Where do we start? Think about your job now. Do you like it? This is a serious question. Too many people are stuck in jobs they don’t like, or jobs that don’t speak to their skills and professional interests. Sometimes there is nothing to do about that, and then you either decide to just grit your teeth and do it (develop some good outside hobbies!), or you start looking around for another job.
Let’s assume that we are somewhere different, that we are in a job that may not really connect with the things we know we can do professionally, or that we can not see with a strong potential for growth and promotion. It’s not bad enough to leave it, but things could be better.
This is where self-advocacy can really come in handy!
First figure out, in clear language, what you want. Do you want to learn to program on your website? Do you want to be more involved with social media? Do you want to have more time spent on your collection? Do you want to to go more training opportunities to learn more tech skills? Decide clearly one or two or three things that would make your job better.
Now, let’s think about ways to make them a reality. How could you learn some programming or tech skills? Lynda.com is always an excellent choice, and probably available for free through your library, or one nearby. Likewise, Coursera.org has a wide variety of free classes to build skills in all kinds of areas. (You can even just do them for fun; I took a great class in dinosaurs from the University of Alberta! Not relevant to my work at all, but I had a good time!) Same with Edx.org with a bunch of potentially interesting classes (including Library Advocacy Unshushed). Could you spend time with someone else in your library, or in another library? Would attending some training at a local organization – a community college, or a local training group – give you some good skills, opportunities, and contacts?
You do not need to have a completely detailed plan just yet; but it is always worth thinking through what you really want before you take it any farther.
And now we can start turning this into reality!
Who makes the decisions about what you do all day? Let’s go talk to them about some of these interesting ideas and solutions.
- Are you a solo librarian, who sets the tone of your work week? Great! Conference with yourself, write down some specific plans, and make this a reality.

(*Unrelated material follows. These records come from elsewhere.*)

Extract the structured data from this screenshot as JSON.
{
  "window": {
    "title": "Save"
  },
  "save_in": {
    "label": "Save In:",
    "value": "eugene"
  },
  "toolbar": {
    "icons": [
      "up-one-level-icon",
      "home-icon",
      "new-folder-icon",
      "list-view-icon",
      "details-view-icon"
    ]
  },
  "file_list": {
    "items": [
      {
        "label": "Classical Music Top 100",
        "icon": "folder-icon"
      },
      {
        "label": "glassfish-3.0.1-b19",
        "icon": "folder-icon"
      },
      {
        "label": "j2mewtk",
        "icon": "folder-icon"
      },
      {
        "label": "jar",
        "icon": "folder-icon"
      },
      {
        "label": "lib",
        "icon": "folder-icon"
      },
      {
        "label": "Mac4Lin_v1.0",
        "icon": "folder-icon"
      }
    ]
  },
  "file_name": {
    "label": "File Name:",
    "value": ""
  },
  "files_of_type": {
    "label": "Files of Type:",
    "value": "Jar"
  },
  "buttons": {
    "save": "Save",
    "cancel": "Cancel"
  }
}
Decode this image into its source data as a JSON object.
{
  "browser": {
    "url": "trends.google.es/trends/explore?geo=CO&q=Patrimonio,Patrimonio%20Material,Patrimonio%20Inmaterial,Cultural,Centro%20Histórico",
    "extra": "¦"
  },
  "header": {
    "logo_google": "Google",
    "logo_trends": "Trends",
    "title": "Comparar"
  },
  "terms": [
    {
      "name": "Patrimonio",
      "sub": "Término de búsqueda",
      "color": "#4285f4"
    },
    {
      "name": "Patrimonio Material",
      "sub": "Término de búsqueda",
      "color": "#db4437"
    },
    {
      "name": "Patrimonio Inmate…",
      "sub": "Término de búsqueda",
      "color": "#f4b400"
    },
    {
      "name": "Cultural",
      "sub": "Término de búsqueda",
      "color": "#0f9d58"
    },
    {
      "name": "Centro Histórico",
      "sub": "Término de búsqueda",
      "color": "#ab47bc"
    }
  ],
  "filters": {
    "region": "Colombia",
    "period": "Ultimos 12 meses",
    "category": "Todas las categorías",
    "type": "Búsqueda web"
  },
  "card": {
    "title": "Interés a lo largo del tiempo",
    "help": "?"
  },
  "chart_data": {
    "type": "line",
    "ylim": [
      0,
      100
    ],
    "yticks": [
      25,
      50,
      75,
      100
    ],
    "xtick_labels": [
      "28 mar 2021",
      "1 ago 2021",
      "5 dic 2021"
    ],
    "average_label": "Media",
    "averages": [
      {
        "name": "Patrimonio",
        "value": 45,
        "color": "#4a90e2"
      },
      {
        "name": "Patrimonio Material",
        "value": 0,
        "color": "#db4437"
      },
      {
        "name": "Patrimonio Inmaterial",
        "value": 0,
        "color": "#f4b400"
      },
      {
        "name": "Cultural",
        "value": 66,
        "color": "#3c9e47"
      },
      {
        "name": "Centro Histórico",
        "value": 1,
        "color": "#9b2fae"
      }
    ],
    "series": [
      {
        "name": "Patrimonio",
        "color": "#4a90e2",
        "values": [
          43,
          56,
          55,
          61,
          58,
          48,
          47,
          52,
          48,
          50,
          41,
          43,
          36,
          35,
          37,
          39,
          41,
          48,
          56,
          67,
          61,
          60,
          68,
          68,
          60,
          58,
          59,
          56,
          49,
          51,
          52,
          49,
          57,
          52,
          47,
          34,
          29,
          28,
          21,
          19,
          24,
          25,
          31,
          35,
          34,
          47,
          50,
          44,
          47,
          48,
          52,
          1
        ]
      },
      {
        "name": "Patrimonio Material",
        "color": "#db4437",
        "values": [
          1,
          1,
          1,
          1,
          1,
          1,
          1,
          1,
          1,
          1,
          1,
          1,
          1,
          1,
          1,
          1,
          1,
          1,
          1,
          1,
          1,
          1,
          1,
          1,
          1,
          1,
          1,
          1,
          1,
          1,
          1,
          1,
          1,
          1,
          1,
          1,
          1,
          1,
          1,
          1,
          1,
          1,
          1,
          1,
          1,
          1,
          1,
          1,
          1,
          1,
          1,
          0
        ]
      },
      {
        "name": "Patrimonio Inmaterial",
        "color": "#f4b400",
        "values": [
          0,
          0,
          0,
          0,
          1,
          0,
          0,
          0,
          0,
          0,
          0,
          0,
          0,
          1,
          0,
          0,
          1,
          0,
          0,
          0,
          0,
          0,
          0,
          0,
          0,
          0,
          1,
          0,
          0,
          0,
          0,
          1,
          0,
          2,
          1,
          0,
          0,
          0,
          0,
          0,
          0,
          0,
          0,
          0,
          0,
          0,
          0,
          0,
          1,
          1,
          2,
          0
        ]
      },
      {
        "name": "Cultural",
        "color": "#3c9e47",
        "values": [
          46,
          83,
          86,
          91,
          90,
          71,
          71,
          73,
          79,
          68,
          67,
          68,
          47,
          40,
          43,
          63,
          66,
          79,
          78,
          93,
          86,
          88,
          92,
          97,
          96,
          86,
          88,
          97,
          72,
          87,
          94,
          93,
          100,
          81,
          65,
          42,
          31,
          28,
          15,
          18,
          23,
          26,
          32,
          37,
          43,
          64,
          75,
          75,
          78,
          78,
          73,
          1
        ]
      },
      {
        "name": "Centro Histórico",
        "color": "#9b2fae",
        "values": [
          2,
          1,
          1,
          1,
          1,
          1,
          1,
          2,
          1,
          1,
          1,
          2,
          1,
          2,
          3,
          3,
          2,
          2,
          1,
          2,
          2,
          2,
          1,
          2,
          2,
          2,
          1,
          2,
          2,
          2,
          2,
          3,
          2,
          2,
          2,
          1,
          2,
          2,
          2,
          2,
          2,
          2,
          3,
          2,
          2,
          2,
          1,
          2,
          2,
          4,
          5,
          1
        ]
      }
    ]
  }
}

- Do you report to a supervisor on a regular basis? Make an appointment to talk about your plans and the things you want to do in the library. Give all your plans, your research, and your solutions, and sit back to discuss things.
- Do you report to a more distant supervisor? Someone who does not keep in touch with your daily workload may need to have things explained in more detail, to really understand what you want and why.
Remember: frame things in terms of how this will make you a better employee. It’s okay to say you are not entirely fulfilled at work – but you do not want to present yourself as complaining about the job. (That is a good way to lose it later!) Talk about how these new skills, or new responsibilities you want to take on, can make the library better, make you a better employee, and bring wonderful joy to everyone! (Okay, don’t overstate the value either!) But focus on the positives you can bring to the library.
Things may not change right away. It may not be possible for you to change tasks immediately, and you may not have all your work change over to be wonderfully satisfying. Or, sadly – your boss may just be a jerk. (Consider some self-advocacy into a new job if that is true!!)
Have you had experience in advocating for yourself at work? How did it go?? Do you have advice for others who may want to give this a try? Tell us all about it!